Although wine has long been made on the Right Bank, the wines – other than those of Ch. Cheval Blanc – were not known widely until relatively recently. The region’s modern history is tied to one man – the influential critic Robert Parker. He was one of the first to highlight the quality being produced at smaller Right Bank estates in the 1980s and 1990s, and put the wines on the international stage. His penchant for rich, ripe, concentrated styles prompted a wave of producers who did extensive green-harvesting, working with tiny yields, picking late, extracting heavily and ageing in new French oak, a style favoured by the far-reaching and famous consultant Michel Rolland. 

The Le Pin winery and the pine tree which gives the property its name, Pomerol

Pomerol became home to the “garagistes”, after Jean-Luc Thunevin crafted his first vintage of Valandraud in his garage in 1991. These modern producers, who didn’t come with the land and smart châteaux found on the Left Bank, captured the imagination of consumers, and rapidly became highly sought-after. 

Fashions have changed for the most part, and the wines produced today across the Right Bank are significantly more restrained – reflecting the general move toward freshness and aromatic finesse.  

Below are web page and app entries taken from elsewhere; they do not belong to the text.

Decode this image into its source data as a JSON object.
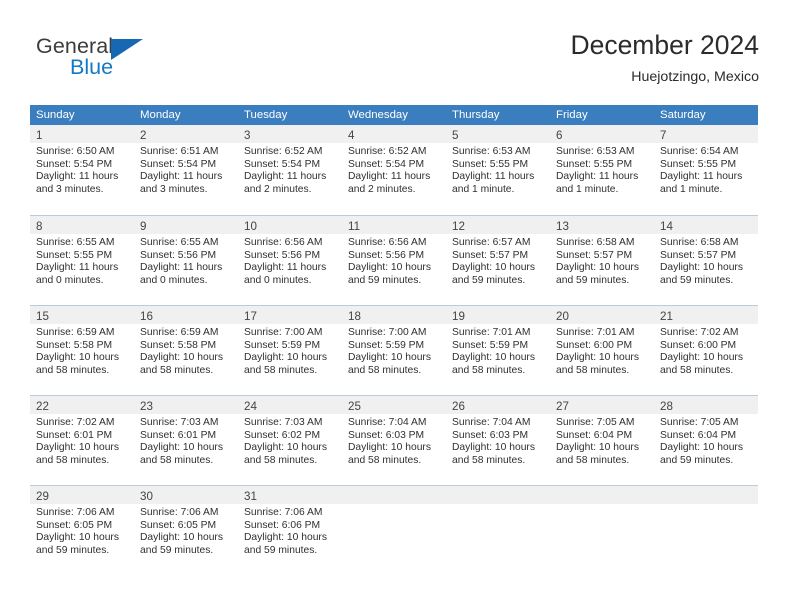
{
  "brand": {
    "name_primary": "General",
    "name_secondary": "Blue",
    "accent_color": "#1479c4",
    "triangle_color": "#1668b3"
  },
  "header": {
    "title": "December 2024",
    "subtitle": "Huejotzingo, Mexico"
  },
  "calendar": {
    "header_bg": "#3a7ebf",
    "daynum_bg": "#f0f0f0",
    "weekday_headers": [
      "Sunday",
      "Monday",
      "Tuesday",
      "Wednesday",
      "Thursday",
      "Friday",
      "Saturday"
    ],
    "weeks": [
      [
        {
          "day": "1",
          "sunrise": "Sunrise: 6:50 AM",
          "sunset": "Sunset: 5:54 PM",
          "daylight_line1": "Daylight: 11 hours",
          "daylight_line2": "and 3 minutes."
        },
        {
          "day": "2",
          "sunrise": "Sunrise: 6:51 AM",
          "sunset": "Sunset: 5:54 PM",
          "daylight_line1": "Daylight: 11 hours",
          "daylight_line2": "and 3 minutes."
        },
        {
          "day": "3",
          "sunrise": "Sunrise: 6:52 AM",
          "sunset": "Sunset: 5:54 PM",
          "daylight_line1": "Daylight: 11 hours",
          "daylight_line2": "and 2 minutes."
        },
        {
          "day": "4",
          "sunrise": "Sunrise: 6:52 AM",
          "sunset": "Sunset: 5:54 PM",
          "daylight_line1": "Daylight: 11 hours",
          "daylight_line2": "and 2 minutes."
        },
        {
          "day": "5",
          "sunrise": "Sunrise: 6:53 AM",
          "sunset": "Sunset: 5:55 PM",
          "daylight_line1": "Daylight: 11 hours",
          "daylight_line2": "and 1 minute."
        },
        {
          "day": "6",
          "sunrise": "Sunrise: 6:53 AM",
          "sunset": "Sunset: 5:55 PM",
          "daylight_line1": "Daylight: 11 hours",
          "daylight_line2": "and 1 minute."
        },
        {
          "day": "7",
          "sunrise": "Sunrise: 6:54 AM",
          "sunset": "Sunset: 5:55 PM",
          "daylight_line1": "Daylight: 11 hours",
          "daylight_line2": "and 1 minute."
        }
      ],
      [
        {
          "day": "8",
          "sunrise": "Sunrise: 6:55 AM",
          "sunset": "Sunset: 5:55 PM",
          "daylight_line1": "Daylight: 11 hours",
          "daylight_line2": "and 0 minutes."
        },
        {
          "day": "9",
          "sunrise": "Sunrise: 6:55 AM",
          "sunset": "Sunset: 5:56 PM",
          "daylight_line1": "Daylight: 11 hours",
          "daylight_line2": "and 0 minutes."
        },
        {
          "day": "10",
          "sunrise": "Sunrise: 6:56 AM",
          "sunset": "Sunset: 5:56 PM",
          "daylight_line1": "Daylight: 11 hours",
          "daylight_line2": "and 0 minutes."
        },
        {
          "day": "11",
          "sunrise": "Sunrise: 6:56 AM",
          "sunset": "Sunset: 5:56 PM",
          "daylight_line1": "Daylight: 10 hours",
          "daylight_line2": "and 59 minutes."
        },
        {
          "day": "12",
          "sunrise": "Sunrise: 6:57 AM",
          "sunset": "Sunset: 5:57 PM",
          "daylight_line1": "Daylight: 10 hours",
          "daylight_line2": "and 59 minutes."
        },
        {
          "day": "13",
          "sunrise": "Sunrise: 6:58 AM",
          "sunset": "Sunset: 5:57 PM",
          "daylight_line1": "Daylight: 10 hours",
          "daylight_line2": "and 59 minutes."
        },
        {
          "day": "14",
          "sunrise": "Sunrise: 6:58 AM",
          "sunset": "Sunset: 5:57 PM",
          "daylight_line1": "Daylight: 10 hours",
          "daylight_line2": "and 59 minutes."
        }
      ],
      [
        {
          "day": "15",
          "sunrise": "Sunrise: 6:59 AM",
          "sunset": "Sunset: 5:58 PM",
          "daylight_line1": "Daylight: 10 hours",
          "daylight_line2": "and 58 minutes."
        },
        {
          "day": "16",
          "sunrise": "Sunrise: 6:59 AM",
          "sunset": "Sunset: 5:58 PM",
          "daylight_line1": "Daylight: 10 hours",
          "daylight_line2": "and 58 minutes."
        },
        {
          "day": "17",
          "sunrise": "Sunrise: 7:00 AM",
          "sunset": "Sunset: 5:59 PM",
          "daylight_line1": "Daylight: 10 hours",
          "daylight_line2": "and 58 minutes."
        },
        {
          "day": "18",
          "sunrise": "Sunrise: 7:00 AM",
          "sunset": "Sunset: 5:59 PM",
          "daylight_line1": "Daylight: 10 hours",
          "daylight_line2": "and 58 minutes."
        },
        {
          "day": "19",
          "sunrise": "Sunrise: 7:01 AM",
          "sunset": "Sunset: 5:59 PM",
          "daylight_line1": "Daylight: 10 hours",
          "daylight_line2": "and 58 minutes."
        },
        {
          "day": "20",
          "sunrise": "Sunrise: 7:01 AM",
          "sunset": "Sunset: 6:00 PM",
          "daylight_line1": "Daylight: 10 hours",
          "daylight_line2": "and 58 minutes."
        },
        {
          "day": "21",
          "sunrise": "Sunrise: 7:02 AM",
          "sunset": "Sunset: 6:00 PM",
          "daylight_line1": "Daylight: 10 hours",
          "daylight_line2": "and 58 minutes."
        }
      ],
      [
        {
          "day": "22",
          "sunrise": "Sunrise: 7:02 AM",
          "sunset": "Sunset: 6:01 PM",
          "daylight_line1": "Daylight: 10 hours",
          "daylight_line2": "and 58 minutes."
        },
        {
          "day": "23",
          "sunrise": "Sunrise: 7:03 AM",
          "sunset": "Sunset: 6:01 PM",
          "daylight_line1": "Daylight: 10 hours",
          "daylight_line2": "and 58 minutes."
        },
        {
          "day": "24",
          "sunrise": "Sunrise: 7:03 AM",
          "sunset": "Sunset: 6:02 PM",
          "daylight_line1": "Daylight: 10 hours",
          "daylight_line2": "and 58 minutes."
        },
        {
          "day": "25",
          "sunrise": "Sunrise: 7:04 AM",
          "sunset": "Sunset: 6:03 PM",
          "daylight_line1": "Daylight: 10 hours",
          "daylight_line2": "and 58 minutes."
        },
        {
          "day": "26",
          "sunrise": "Sunrise: 7:04 AM",
          "sunset": "Sunset: 6:03 PM",
          "daylight_line1": "Daylight: 10 hours",
          "daylight_line2": "and 58 minutes."
        },
        {
          "day": "27",
          "sunrise": "Sunrise: 7:05 AM",
          "sunset": "Sunset: 6:04 PM",
          "daylight_line1": "Daylight: 10 hours",
          "daylight_line2": "and 58 minutes."
        },
        {
          "day": "28",
          "sunrise": "Sunrise: 7:05 AM",
          "sunset": "Sunset: 6:04 PM",
          "daylight_line1": "Daylight: 10 hours",
          "daylight_line2": "and 59 minutes."
        }
      ],
      [
        {
          "day": "29",
          "sunrise": "Sunrise: 7:06 AM",
          "sunset": "Sunset: 6:05 PM",
          "daylight_line1": "Daylight: 10 hours",
          "daylight_line2": "and 59 minutes."
        },
        {
          "day": "30",
          "sunrise": "Sunrise: 7:06 AM",
          "sunset": "Sunset: 6:05 PM",
          "daylight_line1": "Daylight: 10 hours",
          "daylight_line2": "and 59 minutes."
        },
        {
          "day": "31",
          "sunrise": "Sunrise: 7:06 AM",
          "sunset": "Sunset: 6:06 PM",
          "daylight_line1": "Daylight: 10 hours",
          "daylight_line2": "and 59 minutes."
        },
        {
          "day": "",
          "sunrise": "",
          "sunset": "",
          "daylight_line1": "",
          "daylight_line2": ""
        },
        {
          "day": "",
          "sunrise": "",
          "sunset": "",
          "daylight_line1": "",
          "daylight_line2": ""
        },
        {
          "day": "",
          "sunrise": "",
          "sunset": "",
          "daylight_line1": "",
          "daylight_line2": ""
        },
        {
          "day": "",
          "sunrise": "",
          "sunset": "",
          "daylight_line1": "",
          "daylight_line2": ""
        }
      ]
    ]
  }
}
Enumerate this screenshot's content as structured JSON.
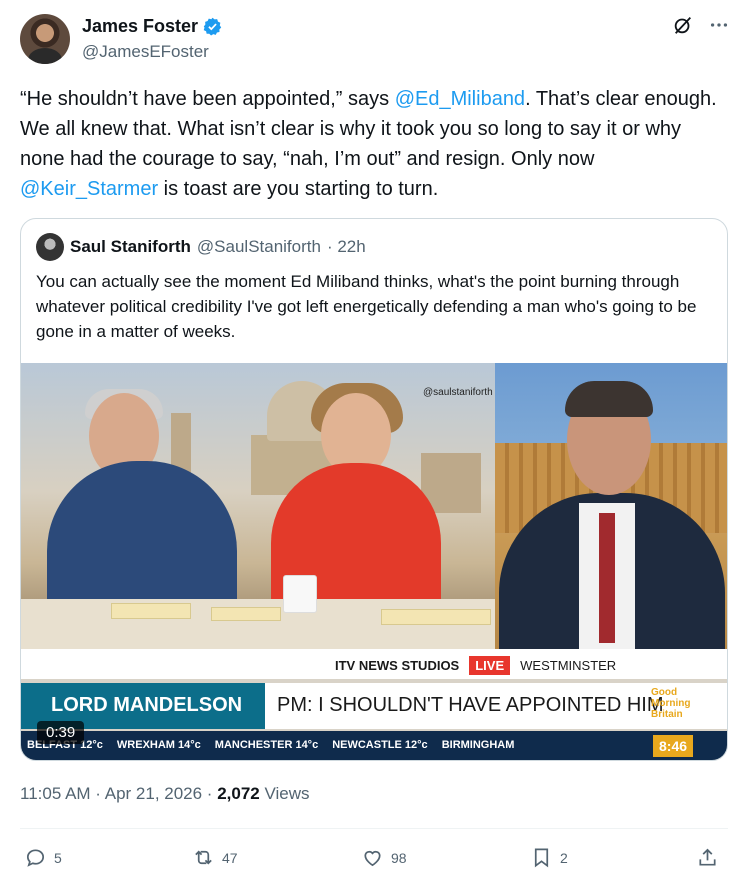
{
  "tweet": {
    "author_name": "James Foster",
    "author_handle": "@JamesEFoster",
    "text_parts": {
      "p1": "“He shouldn’t have been appointed,” says ",
      "m1": "@Ed_Miliband",
      "p2": ". That’s clear enough. We all knew that.  What isn’t clear is why it took you so long to say it or why none had the courage to say, “nah, I’m out” and resign. Only now ",
      "m2": "@Keir_Starmer",
      "p3": " is toast are you starting to turn."
    },
    "timestamp": "11:05 AM · Apr 21, 2026 · ",
    "views_count": "2,072",
    "views_label": " Views"
  },
  "quote": {
    "author_name": "Saul Staniforth",
    "author_handle": "@SaulStaniforth",
    "time": "· 22h",
    "text": "You can actually see the moment Ed Miliband thinks, what's the point burning through whatever political credibility I've got left energetically defending a man who's going to be gone in a matter of weeks."
  },
  "video": {
    "watermark": "@saulstaniforth",
    "strap_brand": "ITV NEWS STUDIOS",
    "strap_live": "LIVE",
    "strap_location": "WESTMINSTER",
    "lower_left": "LORD MANDELSON",
    "lower_right": "PM: I SHOULDN'T HAVE APPOINTED HIM",
    "gmb_logo": "Good Morning Britain",
    "ticker": [
      "BELFAST 12°c",
      "WREXHAM 14°c",
      "MANCHESTER 14°c",
      "NEWCASTLE 12°c",
      "BIRMINGHAM"
    ],
    "clock": "8:46",
    "duration": "0:39"
  },
  "actions": {
    "replies": "5",
    "reposts": "47",
    "likes": "98",
    "bookmarks": "2"
  },
  "colors": {
    "link": "#1d9bf0",
    "muted": "#536471",
    "live": "#e8362d",
    "itv_teal": "#0c6e8a"
  }
}
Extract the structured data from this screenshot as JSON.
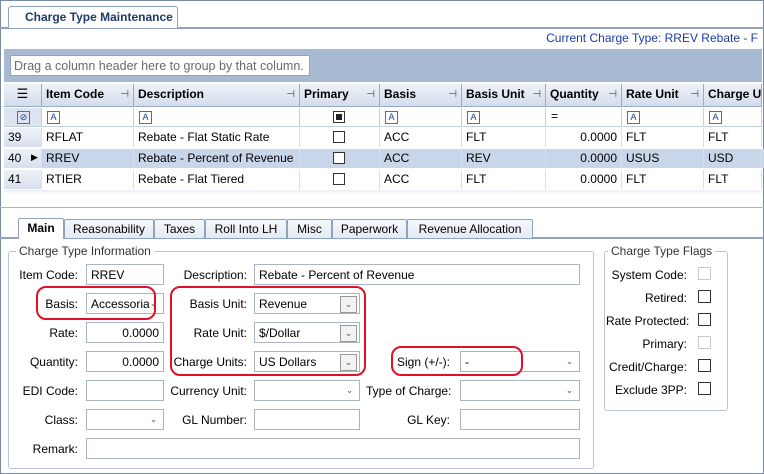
{
  "window": {
    "tab_title": "Charge Type Maintenance",
    "current_type": "Current Charge Type: RREV Rebate - F"
  },
  "grid": {
    "group_hint": "Drag a column header here to group by that column.",
    "columns": [
      "Item Code",
      "Description",
      "Primary",
      "Basis",
      "Basis Unit",
      "Quantity",
      "Rate Unit",
      "Charge Ur"
    ],
    "rows": [
      {
        "num": "39",
        "item": "RFLAT",
        "desc": "Rebate - Flat Static Rate",
        "basis": "ACC",
        "basis_unit": "FLT",
        "qty": "0.0000",
        "rate_unit": "FLT",
        "charge_unit": "FLT"
      },
      {
        "num": "40",
        "item": "RREV",
        "desc": "Rebate - Percent of Revenue",
        "basis": "ACC",
        "basis_unit": "REV",
        "qty": "0.0000",
        "rate_unit": "USUS",
        "charge_unit": "USD"
      },
      {
        "num": "41",
        "item": "RTIER",
        "desc": "Rebate - Flat Tiered",
        "basis": "ACC",
        "basis_unit": "FLT",
        "qty": "0.0000",
        "rate_unit": "FLT",
        "charge_unit": "FLT"
      }
    ]
  },
  "tabs": [
    "Main",
    "Reasonability",
    "Taxes",
    "Roll Into LH",
    "Misc",
    "Paperwork",
    "Revenue Allocation"
  ],
  "form": {
    "group_title": "Charge Type Information",
    "item_code_label": "Item Code:",
    "item_code": "RREV",
    "description_label": "Description:",
    "description": "Rebate - Percent of Revenue",
    "basis_label": "Basis:",
    "basis": "Accessoria",
    "basis_unit_label": "Basis Unit:",
    "basis_unit": "Revenue",
    "rate_label": "Rate:",
    "rate": "0.0000",
    "rate_unit_label": "Rate Unit:",
    "rate_unit": "$/Dollar",
    "quantity_label": "Quantity:",
    "quantity": "0.0000",
    "charge_units_label": "Charge Units:",
    "charge_units": "US Dollars",
    "sign_label": "Sign (+/-):",
    "sign": "-",
    "edi_label": "EDI Code:",
    "currency_label": "Currency Unit:",
    "type_label": "Type of Charge:",
    "class_label": "Class:",
    "gl_number_label": "GL Number:",
    "gl_key_label": "GL Key:",
    "remark_label": "Remark:"
  },
  "flags": {
    "title": "Charge Type Flags",
    "items": [
      {
        "label": "System Code:",
        "checked": false,
        "enabled": false
      },
      {
        "label": "Retired:",
        "checked": false,
        "enabled": true
      },
      {
        "label": "Rate Protected:",
        "checked": false,
        "enabled": true
      },
      {
        "label": "Primary:",
        "checked": false,
        "enabled": false
      },
      {
        "label": "Credit/Charge:",
        "checked": false,
        "enabled": true
      },
      {
        "label": "Exclude 3PP:",
        "checked": false,
        "enabled": true
      }
    ]
  },
  "colors": {
    "highlight": "#e0102a",
    "selected_row": "#c9d6ea",
    "link": "#1a3da8"
  }
}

Of course, one reason that the wines of the Right Bank were less well-known was the smaller size of estates and therefore smaller volumes being produced – especially in Pomerol. Pétrus, for example, consists of 11.5 hectares, while Ch. Lafleur is a mere 4.5. In Saint-Emilion, Ch. Cheval Blanc and Angélus both have 39 hectares – a more generous vineyard area, but still relatively small in comparison to those in the Médoc. This means that the wines from the top estates are often strictly allocated and can be very hard to secure, with significantly less available on the secondary market. 

The area feels very different to the Left Bank, with a more rolling landscape with more nooks and crannies, meaning you often can’t see what lies over the hill. The soils here are also significantly different, dominated by clay and limestone, with some sand and gravel. These soils stay cooler and retain more water, something that can be very helpful in hot, dry seasons (as in 2022). The finest wines come from the limestone plateau at the heart of Saint-Emilion and Pomerol plateau, with its pockets of rare blue clay. Limestone has an additional benefit of retaining freshness and acidity in the wines, with wines from limestone-dominant soils often having low pH. 


Plantings are dominated by Merlot and Cabernet Franc (sometimes known locally as Bouchet), rather than Cabernet Sauvignon (which can struggle in the damp soils, although producers are planting a little more of the variety in response to climate change). Many wines from Pomerol are 100% Merlot (with estates such as Vieux Château Certan notable exceptions), while in Saint-Emilion the blends tend to include more Cabernet Franc. Merlot produces larger, thinner-skinned berries, and therefore Right Bank wines are generally softer, plusher, with a rounder texture, softer tannins, often floral with a redder fruit profile (cherry, plum), and can sometimes be exotic in perfume.  

Unlike on the Left Bank, most of the wines are not classified formally, however Saint-Emilion introduced its own classification in the 1950s – one that has become a source of controversy

Beyond Saint-Emilion and Pomerol, the other appellations can produce some fantastic wines, and – given the difficulty with buying additional land within these two illustrious areas – many of the Right Bank’s leading names have estates here (such as Ch. Lafleur’s Grand Village or Perrières, and LEglise-Clinet’s Montlandrie or Les Cruzelles). These can be a great source of value. 

It’s worth noting that vintages are sometimes described as “Left Bank” or “Right Bank” years, and it is true that conditions can sometimes favour one side over the other, however the picture is often more complicated and results can vary according to individual estate, as well as commune. 

Read more about Bordeaux or browse all Bordeaux listings 


Sophie Thorpe
Sophie Thorpe
Sophie Thorpe joined FINE+RARE in 2020. An MW student, she’s been short-listed for the Louis Roederer Emerging Wine Writer Award twice, featured on and won the 2021 Guild of Food Writers Drinks Writing Award.